__Task input__:
◇ ◇ ◇ ◇ ◇ ◇ ◇

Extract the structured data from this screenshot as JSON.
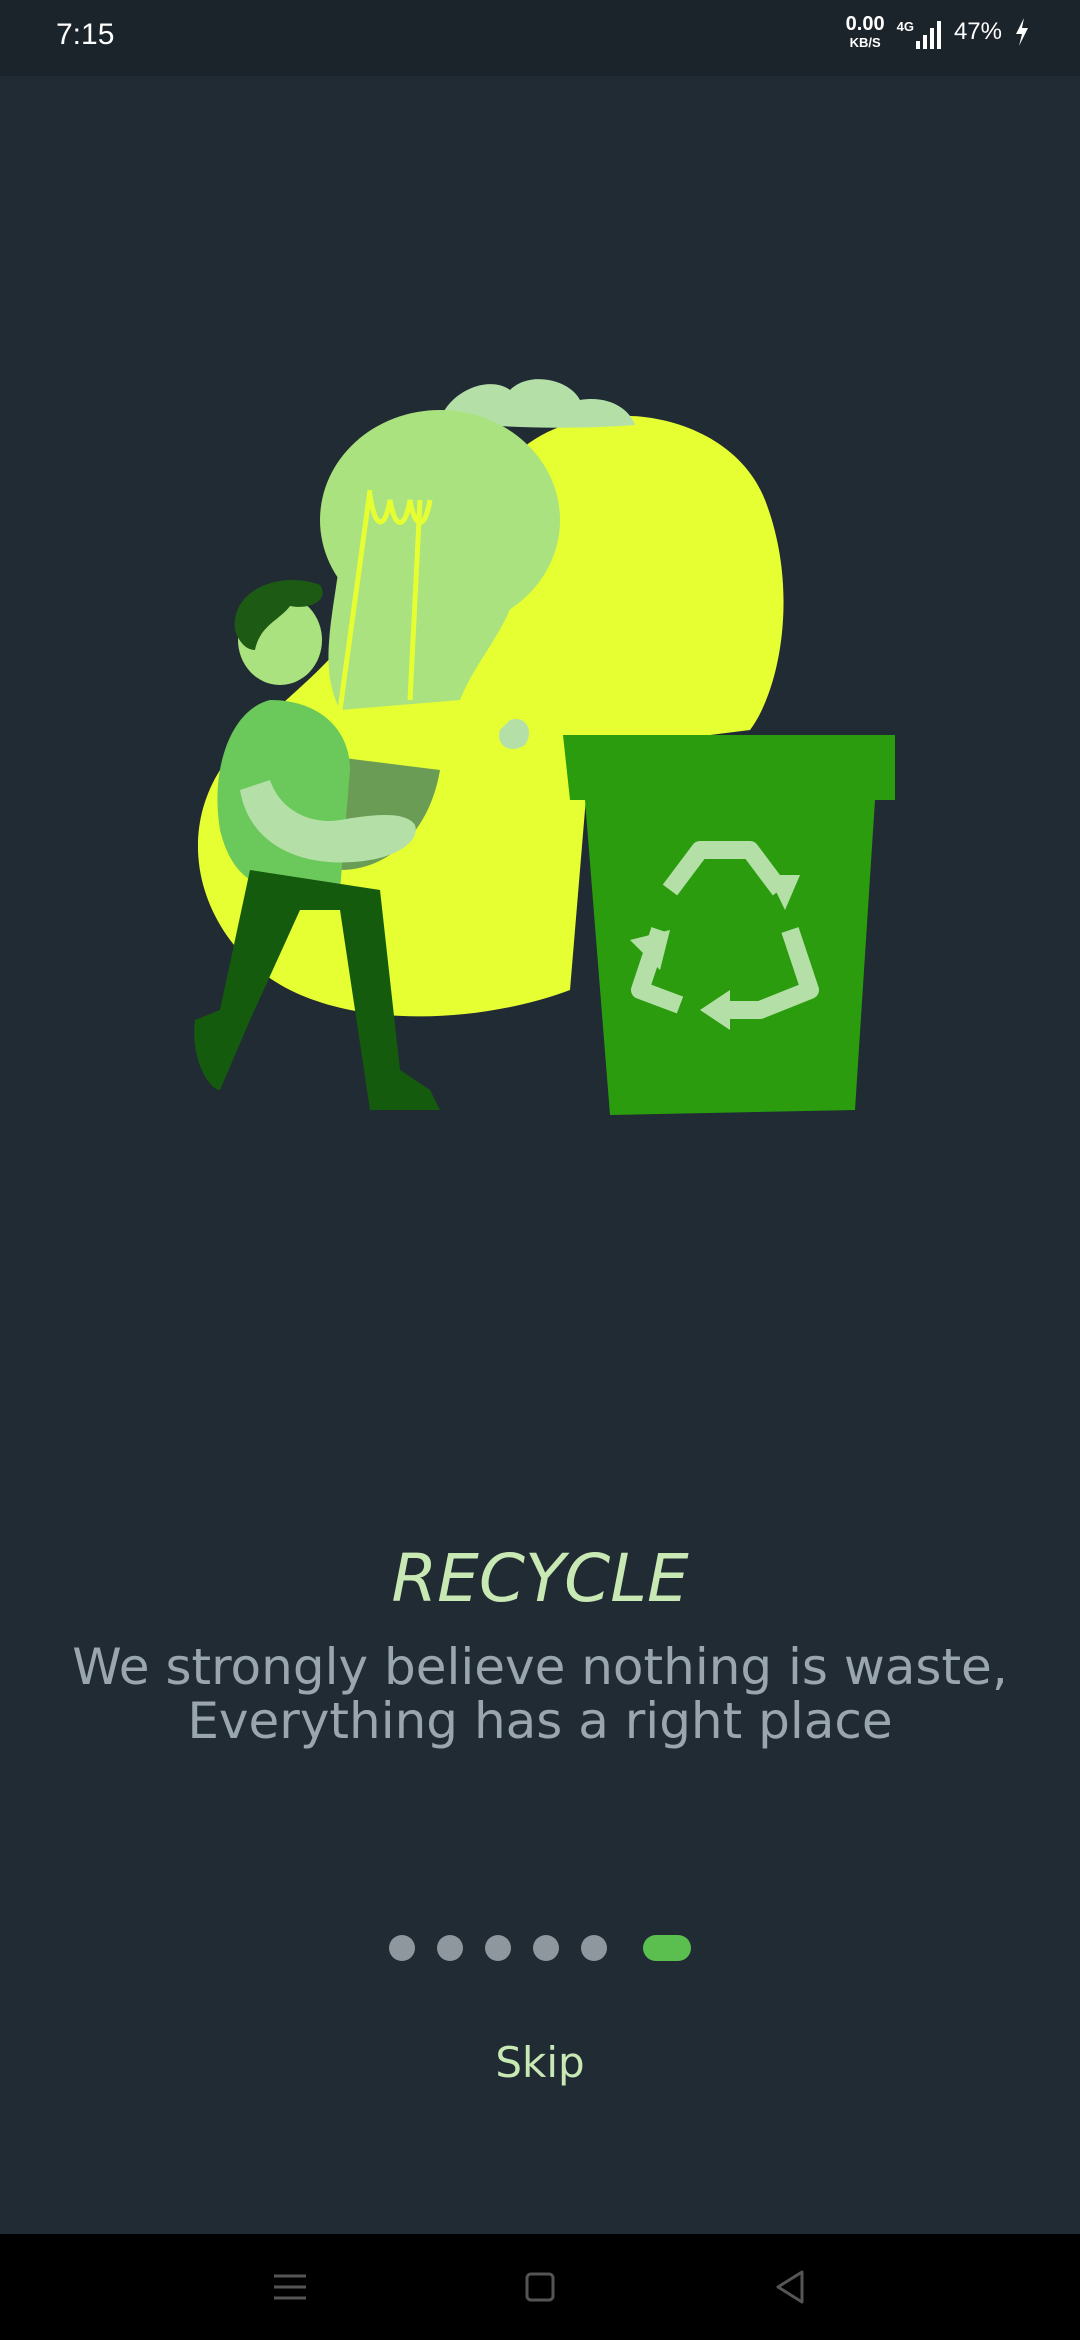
{
  "status_bar": {
    "time": "7:15",
    "net_speed_value": "0.00",
    "net_speed_unit": "KB/S",
    "network_type": "4G",
    "battery": "47%",
    "icons": [
      "signal-icon",
      "battery-charging-icon"
    ]
  },
  "onboarding": {
    "illustration": "recycle-illustration",
    "title": "RECYCLE",
    "subtitle_line1": "We strongly believe nothing is waste,",
    "subtitle_line2": "Everything has a right place",
    "page_count": 6,
    "active_page": 6,
    "skip_label": "Skip"
  },
  "colors": {
    "background": "#212b34",
    "accent": "#5bbf4f",
    "title": "#c8e8b4",
    "subtitle": "#9aa6ae",
    "dot_inactive": "#8e979d"
  },
  "nav_bar": {
    "icons": [
      "menu-icon",
      "home-icon",
      "back-icon"
    ]
  }
}
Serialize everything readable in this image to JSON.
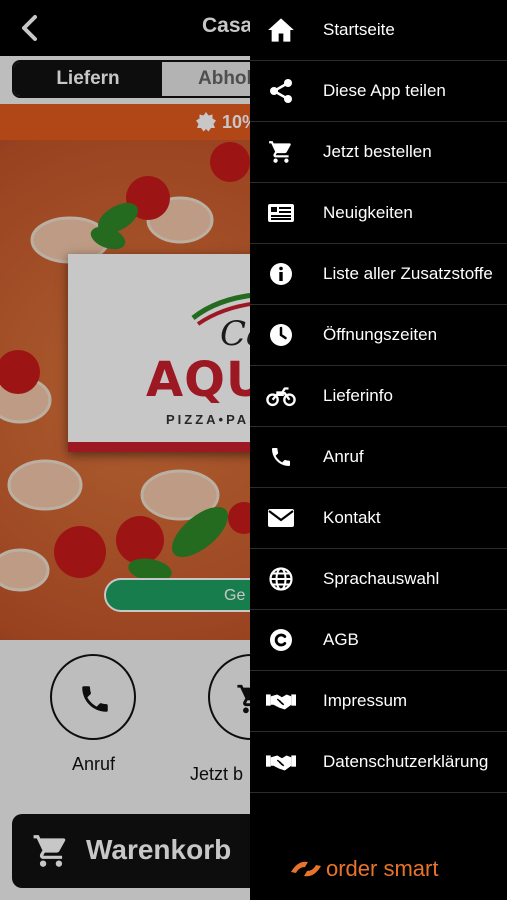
{
  "header": {
    "title": "Casa",
    "back_icon": "chevron-left-icon"
  },
  "order_mode": {
    "options": [
      "Liefern",
      "Abholen"
    ],
    "selected": "Liefern"
  },
  "promo": {
    "text": "10%",
    "icon": "badge-icon",
    "color": "#e35a1e"
  },
  "restaurant_logo": {
    "script_text": "Ca",
    "main_text": "AQU",
    "subtitle": "PIZZA•PAS"
  },
  "geo_button": {
    "label": "Ge"
  },
  "quick_actions": [
    {
      "label": "Anruf",
      "icon": "phone-icon"
    },
    {
      "label": "Jetzt b",
      "icon": "cart-icon"
    }
  ],
  "cart": {
    "label": "Warenkorb",
    "icon": "cart-icon"
  },
  "menu": {
    "items": [
      {
        "label": "Startseite",
        "icon": "home-icon"
      },
      {
        "label": "Diese App teilen",
        "icon": "share-icon"
      },
      {
        "label": "Jetzt bestellen",
        "icon": "cart-icon"
      },
      {
        "label": "Neuigkeiten",
        "icon": "news-icon"
      },
      {
        "label": "Liste aller Zusatzstoffe",
        "icon": "info-icon"
      },
      {
        "label": "Öffnungszeiten",
        "icon": "clock-icon"
      },
      {
        "label": "Lieferinfo",
        "icon": "motorbike-icon"
      },
      {
        "label": "Anruf",
        "icon": "phone-icon"
      },
      {
        "label": "Kontakt",
        "icon": "envelope-icon"
      },
      {
        "label": "Sprachauswahl",
        "icon": "globe-icon"
      },
      {
        "label": "AGB",
        "icon": "copyright-icon"
      },
      {
        "label": "Impressum",
        "icon": "handshake-icon"
      },
      {
        "label": "Datenschutzerklärung",
        "icon": "handshake-icon"
      }
    ]
  },
  "footer": {
    "brand": "order smart",
    "brand_color": "#e8732a"
  },
  "colors": {
    "accent_green": "#1ea063",
    "brand_red": "#c8202f",
    "drawer_bg": "#000000"
  }
}
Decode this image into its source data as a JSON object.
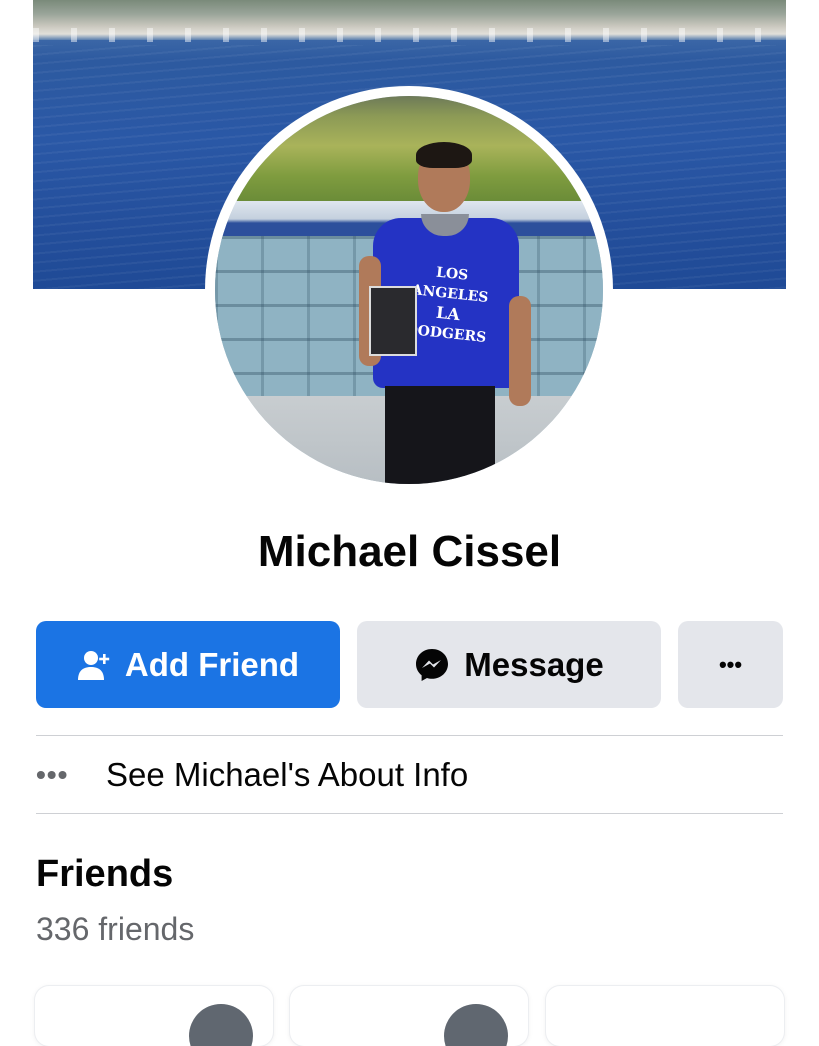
{
  "profile": {
    "name": "Michael Cissel",
    "cover_photo": "harbor-cover-photo",
    "avatar": "stadium-profile-photo",
    "shirt_text": {
      "line1": "LOS ANGELES",
      "line2": "LA",
      "line3": "DODGERS"
    }
  },
  "actions": {
    "add_friend_label": "Add Friend",
    "add_friend_icon": "person-add-icon",
    "message_label": "Message",
    "message_icon": "messenger-icon",
    "more_label": "•••"
  },
  "about": {
    "icon": "•••",
    "label": "See Michael's About Info"
  },
  "friends": {
    "title": "Friends",
    "count_label": "336 friends",
    "cards": [
      {
        "avatar": "friend-avatar"
      },
      {
        "avatar": "friend-avatar"
      },
      {
        "avatar": "friend-avatar"
      }
    ]
  },
  "colors": {
    "primary_blue": "#1b74e4",
    "secondary_gray": "#e4e6eb",
    "text_primary": "#050505",
    "text_secondary": "#65676b",
    "divider": "#ced0d4"
  }
}
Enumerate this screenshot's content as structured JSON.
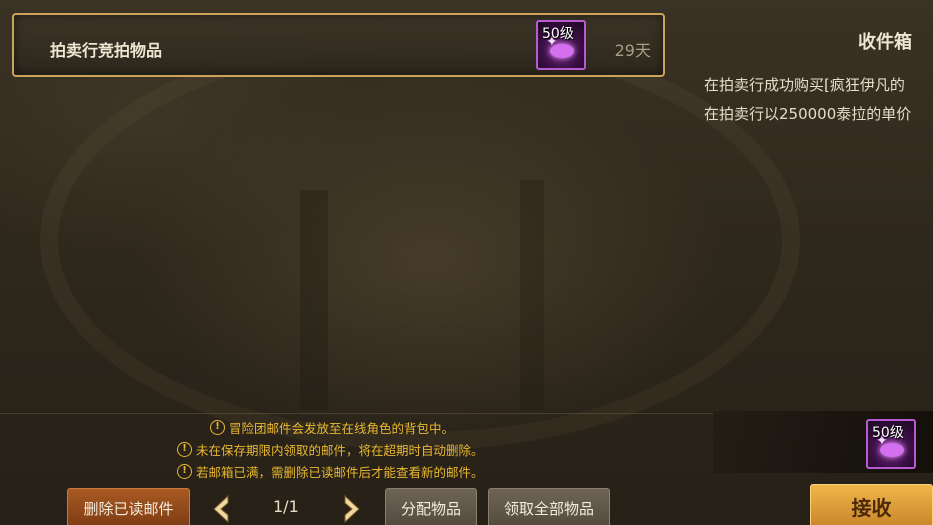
{
  "mail_list": {
    "items": [
      {
        "title": "拍卖行竞拍物品",
        "days_left": "29天",
        "attachment": {
          "level": "50级"
        }
      }
    ]
  },
  "detail": {
    "header": "收件箱",
    "line1": "在拍卖行成功购买[疯狂伊凡的",
    "line2": "在拍卖行以250000泰拉的单价",
    "attachment": {
      "level": "50级"
    }
  },
  "notices": [
    "冒险团邮件会发放至在线角色的背包中。",
    "未在保存期限内领取的邮件，将在超期时自动删除。",
    "若邮箱已满，需删除已读邮件后才能查看新的邮件。"
  ],
  "toolbar": {
    "delete_read_label": "删除已读邮件",
    "page_indicator": "1/1",
    "distribute_label": "分配物品",
    "claim_all_label": "领取全部物品",
    "receive_label": "接收"
  },
  "colors": {
    "accent_gold": "#c9a45a",
    "notice_yellow": "#e8b830",
    "delete_orange": "#a85a22",
    "receive_gold": "#f0b64a",
    "item_purple": "#b85ad0"
  }
}
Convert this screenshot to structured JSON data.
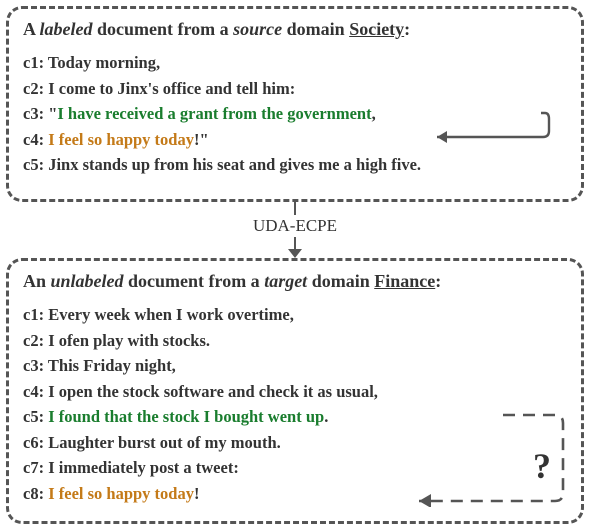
{
  "top_doc": {
    "title_prefix": "A ",
    "title_labeled": "labeled",
    "title_mid": " document from a ",
    "title_source": "source",
    "title_domain_pre": " domain ",
    "title_domain": "Society",
    "title_colon": ":",
    "lines": [
      {
        "key": "c1:",
        "segs": [
          {
            "text": " Today morning,",
            "cls": "plain"
          }
        ]
      },
      {
        "key": "c2:",
        "segs": [
          {
            "text": " I come to Jinx's office and tell him:",
            "cls": "plain"
          }
        ]
      },
      {
        "key": "c3:",
        "segs": [
          {
            "text": " \"",
            "cls": "plain"
          },
          {
            "text": "I have received a grant from the government",
            "cls": "green"
          },
          {
            "text": ",",
            "cls": "plain"
          }
        ]
      },
      {
        "key": "c4:",
        "segs": [
          {
            "text": " ",
            "cls": "plain"
          },
          {
            "text": "I feel so happy today",
            "cls": "orange"
          },
          {
            "text": "!\"",
            "cls": "plain"
          }
        ]
      },
      {
        "key": "c5:",
        "segs": [
          {
            "text": " Jinx stands up from his seat and gives me a high five.",
            "cls": "plain"
          }
        ]
      }
    ]
  },
  "connector_label": "UDA-ECPE",
  "bottom_doc": {
    "title_prefix": "An ",
    "title_labeled": "unlabeled",
    "title_mid": " document from a ",
    "title_source": "target",
    "title_domain_pre": " domain ",
    "title_domain": "Finance",
    "title_colon": ":",
    "lines": [
      {
        "key": "c1:",
        "segs": [
          {
            "text": " Every week when I work overtime,",
            "cls": "plain"
          }
        ]
      },
      {
        "key": "c2:",
        "segs": [
          {
            "text": " I ofen play with stocks.",
            "cls": "plain"
          }
        ]
      },
      {
        "key": "c3:",
        "segs": [
          {
            "text": " This Friday night,",
            "cls": "plain"
          }
        ]
      },
      {
        "key": "c4:",
        "segs": [
          {
            "text": " I open the stock software and check it as usual,",
            "cls": "plain"
          }
        ]
      },
      {
        "key": "c5:",
        "segs": [
          {
            "text": " ",
            "cls": "plain"
          },
          {
            "text": "I found that the stock I bought went up",
            "cls": "green"
          },
          {
            "text": ".",
            "cls": "plain"
          }
        ]
      },
      {
        "key": "c6:",
        "segs": [
          {
            "text": " Laughter burst out of my mouth.",
            "cls": "plain"
          }
        ]
      },
      {
        "key": "c7:",
        "segs": [
          {
            "text": " I immediately post a tweet:",
            "cls": "plain"
          }
        ]
      },
      {
        "key": "c8:",
        "segs": [
          {
            "text": " ",
            "cls": "plain"
          },
          {
            "text": "I feel so happy today",
            "cls": "orange"
          },
          {
            "text": "!",
            "cls": "plain"
          }
        ]
      }
    ]
  },
  "question_mark": "?"
}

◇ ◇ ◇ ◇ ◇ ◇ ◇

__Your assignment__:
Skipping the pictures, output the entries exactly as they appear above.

__Exercise solution__:
Extract the structured data from this screenshot as JSON.
{
  "status_bar": {
    "time": "7:15",
    "net_speed_value": "0.00",
    "net_speed_unit": "KB/S",
    "network_type": "4G",
    "battery": "47%",
    "icons": [
      "signal-icon",
      "battery-charging-icon"
    ]
  },
  "onboarding": {
    "illustration": "recycle-illustration",
    "title": "RECYCLE",
    "subtitle_line1": "We strongly believe nothing is waste,",
    "subtitle_line2": "Everything has a right place",
    "page_count": 6,
    "active_page": 6,
    "skip_label": "Skip"
  },
  "colors": {
    "background": "#212b34",
    "accent": "#5bbf4f",
    "title": "#c8e8b4",
    "subtitle": "#9aa6ae",
    "dot_inactive": "#8e979d"
  },
  "nav_bar": {
    "icons": [
      "menu-icon",
      "home-icon",
      "back-icon"
    ]
  }
}
Serialize everything readable in this image to JSON.
{
  "header": {
    "title": "Casa",
    "back_icon": "chevron-left-icon"
  },
  "order_mode": {
    "options": [
      "Liefern",
      "Abholen"
    ],
    "selected": "Liefern"
  },
  "promo": {
    "text": "10%",
    "icon": "badge-icon",
    "color": "#e35a1e"
  },
  "restaurant_logo": {
    "script_text": "Ca",
    "main_text": "AQU",
    "subtitle": "PIZZA•PAS"
  },
  "geo_button": {
    "label": "Ge"
  },
  "quick_actions": [
    {
      "label": "Anruf",
      "icon": "phone-icon"
    },
    {
      "label": "Jetzt b",
      "icon": "cart-icon"
    }
  ],
  "cart": {
    "label": "Warenkorb",
    "icon": "cart-icon"
  },
  "menu": {
    "items": [
      {
        "label": "Startseite",
        "icon": "home-icon"
      },
      {
        "label": "Diese App teilen",
        "icon": "share-icon"
      },
      {
        "label": "Jetzt bestellen",
        "icon": "cart-icon"
      },
      {
        "label": "Neuigkeiten",
        "icon": "news-icon"
      },
      {
        "label": "Liste aller Zusatzstoffe",
        "icon": "info-icon"
      },
      {
        "label": "Öffnungszeiten",
        "icon": "clock-icon"
      },
      {
        "label": "Lieferinfo",
        "icon": "motorbike-icon"
      },
      {
        "label": "Anruf",
        "icon": "phone-icon"
      },
      {
        "label": "Kontakt",
        "icon": "envelope-icon"
      },
      {
        "label": "Sprachauswahl",
        "icon": "globe-icon"
      },
      {
        "label": "AGB",
        "icon": "copyright-icon"
      },
      {
        "label": "Impressum",
        "icon": "handshake-icon"
      },
      {
        "label": "Datenschutzerklärung",
        "icon": "handshake-icon"
      }
    ]
  },
  "footer": {
    "brand": "order smart",
    "brand_color": "#e8732a"
  },
  "colors": {
    "accent_green": "#1ea063",
    "brand_red": "#c8202f",
    "drawer_bg": "#000000"
  }
}
Decode this image into its source data as a JSON object.
{
  "profile": {
    "name": "Michael Cissel",
    "cover_photo": "harbor-cover-photo",
    "avatar": "stadium-profile-photo",
    "shirt_text": {
      "line1": "LOS ANGELES",
      "line2": "LA",
      "line3": "DODGERS"
    }
  },
  "actions": {
    "add_friend_label": "Add Friend",
    "add_friend_icon": "person-add-icon",
    "message_label": "Message",
    "message_icon": "messenger-icon",
    "more_label": "•••"
  },
  "about": {
    "icon": "•••",
    "label": "See Michael's About Info"
  },
  "friends": {
    "title": "Friends",
    "count_label": "336 friends",
    "cards": [
      {
        "avatar": "friend-avatar"
      },
      {
        "avatar": "friend-avatar"
      },
      {
        "avatar": "friend-avatar"
      }
    ]
  },
  "colors": {
    "primary_blue": "#1b74e4",
    "secondary_gray": "#e4e6eb",
    "text_primary": "#050505",
    "text_secondary": "#65676b",
    "divider": "#ced0d4"
  }
}
Enumerate this screenshot's content as structured JSON.
{
  "mail_list": {
    "items": [
      {
        "title": "拍卖行竞拍物品",
        "days_left": "29天",
        "attachment": {
          "level": "50级"
        }
      }
    ]
  },
  "detail": {
    "header": "收件箱",
    "line1": "在拍卖行成功购买[疯狂伊凡的",
    "line2": "在拍卖行以250000泰拉的单价",
    "attachment": {
      "level": "50级"
    }
  },
  "notices": [
    "冒险团邮件会发放至在线角色的背包中。",
    "未在保存期限内领取的邮件，将在超期时自动删除。",
    "若邮箱已满，需删除已读邮件后才能查看新的邮件。"
  ],
  "toolbar": {
    "delete_read_label": "删除已读邮件",
    "page_indicator": "1/1",
    "distribute_label": "分配物品",
    "claim_all_label": "领取全部物品",
    "receive_label": "接收"
  },
  "colors": {
    "accent_gold": "#c9a45a",
    "notice_yellow": "#e8b830",
    "delete_orange": "#a85a22",
    "receive_gold": "#f0b64a",
    "item_purple": "#b85ad0"
  }
}
Convert this screenshot to structured JSON data.
{
  "top_doc": {
    "title_prefix": "A ",
    "title_labeled": "labeled",
    "title_mid": " document from a ",
    "title_source": "source",
    "title_domain_pre": " domain ",
    "title_domain": "Society",
    "title_colon": ":",
    "lines": [
      {
        "key": "c1:",
        "segs": [
          {
            "text": " Today morning,",
            "cls": "plain"
          }
        ]
      },
      {
        "key": "c2:",
        "segs": [
          {
            "text": " I come to Jinx's office and tell him:",
            "cls": "plain"
          }
        ]
      },
      {
        "key": "c3:",
        "segs": [
          {
            "text": " \"",
            "cls": "plain"
          },
          {
            "text": "I have received a grant from the government",
            "cls": "green"
          },
          {
            "text": ",",
            "cls": "plain"
          }
        ]
      },
      {
        "key": "c4:",
        "segs": [
          {
            "text": " ",
            "cls": "plain"
          },
          {
            "text": "I feel so happy today",
            "cls": "orange"
          },
          {
            "text": "!\"",
            "cls": "plain"
          }
        ]
      },
      {
        "key": "c5:",
        "segs": [
          {
            "text": " Jinx stands up from his seat and gives me a high five.",
            "cls": "plain"
          }
        ]
      }
    ]
  },
  "connector_label": "UDA-ECPE",
  "bottom_doc": {
    "title_prefix": "An ",
    "title_labeled": "unlabeled",
    "title_mid": " document from a ",
    "title_source": "target",
    "title_domain_pre": " domain ",
    "title_domain": "Finance",
    "title_colon": ":",
    "lines": [
      {
        "key": "c1:",
        "segs": [
          {
            "text": " Every week when I work overtime,",
            "cls": "plain"
          }
        ]
      },
      {
        "key": "c2:",
        "segs": [
          {
            "text": " I ofen play with stocks.",
            "cls": "plain"
          }
        ]
      },
      {
        "key": "c3:",
        "segs": [
          {
            "text": " This Friday night,",
            "cls": "plain"
          }
        ]
      },
      {
        "key": "c4:",
        "segs": [
          {
            "text": " I open the stock software and check it as usual,",
            "cls": "plain"
          }
        ]
      },
      {
        "key": "c5:",
        "segs": [
          {
            "text": " ",
            "cls": "plain"
          },
          {
            "text": "I found that the stock I bought went up",
            "cls": "green"
          },
          {
            "text": ".",
            "cls": "plain"
          }
        ]
      },
      {
        "key": "c6:",
        "segs": [
          {
            "text": " Laughter burst out of my mouth.",
            "cls": "plain"
          }
        ]
      },
      {
        "key": "c7:",
        "segs": [
          {
            "text": " I immediately post a tweet:",
            "cls": "plain"
          }
        ]
      },
      {
        "key": "c8:",
        "segs": [
          {
            "text": " ",
            "cls": "plain"
          },
          {
            "text": "I feel so happy today",
            "cls": "orange"
          },
          {
            "text": "!",
            "cls": "plain"
          }
        ]
      }
    ]
  },
  "question_mark": "?"
}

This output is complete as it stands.